Nothing in the records should differ when they are repeated. Restate them word for word.
════════════════
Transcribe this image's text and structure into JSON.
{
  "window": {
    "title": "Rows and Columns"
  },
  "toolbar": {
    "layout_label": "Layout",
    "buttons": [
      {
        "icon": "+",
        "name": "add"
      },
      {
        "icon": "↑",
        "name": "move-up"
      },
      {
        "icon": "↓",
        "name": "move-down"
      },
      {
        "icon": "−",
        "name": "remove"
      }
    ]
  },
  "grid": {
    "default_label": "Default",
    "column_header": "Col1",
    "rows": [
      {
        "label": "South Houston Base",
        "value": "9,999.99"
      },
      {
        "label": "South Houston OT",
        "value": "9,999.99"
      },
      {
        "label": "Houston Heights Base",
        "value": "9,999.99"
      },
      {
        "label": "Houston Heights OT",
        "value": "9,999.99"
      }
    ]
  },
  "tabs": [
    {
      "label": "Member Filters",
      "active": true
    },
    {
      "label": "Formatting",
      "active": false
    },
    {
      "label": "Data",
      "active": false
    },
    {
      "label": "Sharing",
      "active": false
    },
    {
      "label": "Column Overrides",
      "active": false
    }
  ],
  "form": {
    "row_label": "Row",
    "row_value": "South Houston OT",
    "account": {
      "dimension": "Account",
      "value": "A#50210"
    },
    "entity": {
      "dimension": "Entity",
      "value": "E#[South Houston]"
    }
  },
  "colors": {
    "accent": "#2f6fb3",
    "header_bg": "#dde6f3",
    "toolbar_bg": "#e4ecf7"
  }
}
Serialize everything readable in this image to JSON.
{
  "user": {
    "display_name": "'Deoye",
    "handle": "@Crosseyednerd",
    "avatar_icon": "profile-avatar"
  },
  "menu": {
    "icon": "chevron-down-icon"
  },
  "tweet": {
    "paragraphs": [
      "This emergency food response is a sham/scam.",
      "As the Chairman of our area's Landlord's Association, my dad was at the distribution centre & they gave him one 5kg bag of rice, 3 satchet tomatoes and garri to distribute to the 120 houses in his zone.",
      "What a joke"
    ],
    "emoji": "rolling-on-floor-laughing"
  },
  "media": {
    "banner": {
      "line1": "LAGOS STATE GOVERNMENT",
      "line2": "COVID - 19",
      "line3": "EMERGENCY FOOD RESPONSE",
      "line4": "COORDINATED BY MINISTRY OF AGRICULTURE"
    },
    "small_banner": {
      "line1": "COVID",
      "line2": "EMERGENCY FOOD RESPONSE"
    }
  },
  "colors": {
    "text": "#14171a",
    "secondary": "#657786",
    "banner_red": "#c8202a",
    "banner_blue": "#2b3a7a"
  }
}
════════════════
## SOLUTION BELOW
Transcribe this image's text and structure into JSON.
{
  "window": {
    "title": "Rows and Columns"
  },
  "toolbar": {
    "layout_label": "Layout",
    "buttons": [
      {
        "icon": "+",
        "name": "add"
      },
      {
        "icon": "↑",
        "name": "move-up"
      },
      {
        "icon": "↓",
        "name": "move-down"
      },
      {
        "icon": "−",
        "name": "remove"
      }
    ]
  },
  "grid": {
    "default_label": "Default",
    "column_header": "Col1",
    "rows": [
      {
        "label": "South Houston Base",
        "value": "9,999.99"
      },
      {
        "label": "South Houston OT",
        "value": "9,999.99"
      },
      {
        "label": "Houston Heights Base",
        "value": "9,999.99"
      },
      {
        "label": "Houston Heights OT",
        "value": "9,999.99"
      }
    ]
  },
  "tabs": [
    {
      "label": "Member Filters",
      "active": true
    },
    {
      "label": "Formatting",
      "active": false
    },
    {
      "label": "Data",
      "active": false
    },
    {
      "label": "Sharing",
      "active": false
    },
    {
      "label": "Column Overrides",
      "active": false
    }
  ],
  "form": {
    "row_label": "Row",
    "row_value": "South Houston OT",
    "account": {
      "dimension": "Account",
      "value": "A#50210"
    },
    "entity": {
      "dimension": "Entity",
      "value": "E#[South Houston]"
    }
  },
  "colors": {
    "accent": "#2f6fb3",
    "header_bg": "#dde6f3",
    "toolbar_bg": "#e4ecf7"
  }
}
Serialize everything readable in this image to JSON.
{
  "user": {
    "display_name": "'Deoye",
    "handle": "@Crosseyednerd",
    "avatar_icon": "profile-avatar"
  },
  "menu": {
    "icon": "chevron-down-icon"
  },
  "tweet": {
    "paragraphs": [
      "This emergency food response is a sham/scam.",
      "As the Chairman of our area's Landlord's Association, my dad was at the distribution centre & they gave him one 5kg bag of rice, 3 satchet tomatoes and garri to distribute to the 120 houses in his zone.",
      "What a joke"
    ],
    "emoji": "rolling-on-floor-laughing"
  },
  "media": {
    "banner": {
      "line1": "LAGOS STATE GOVERNMENT",
      "line2": "COVID - 19",
      "line3": "EMERGENCY FOOD RESPONSE",
      "line4": "COORDINATED BY MINISTRY OF AGRICULTURE"
    },
    "small_banner": {
      "line1": "COVID",
      "line2": "EMERGENCY FOOD RESPONSE"
    }
  },
  "colors": {
    "text": "#14171a",
    "secondary": "#657786",
    "banner_red": "#c8202a",
    "banner_blue": "#2b3a7a"
  }
}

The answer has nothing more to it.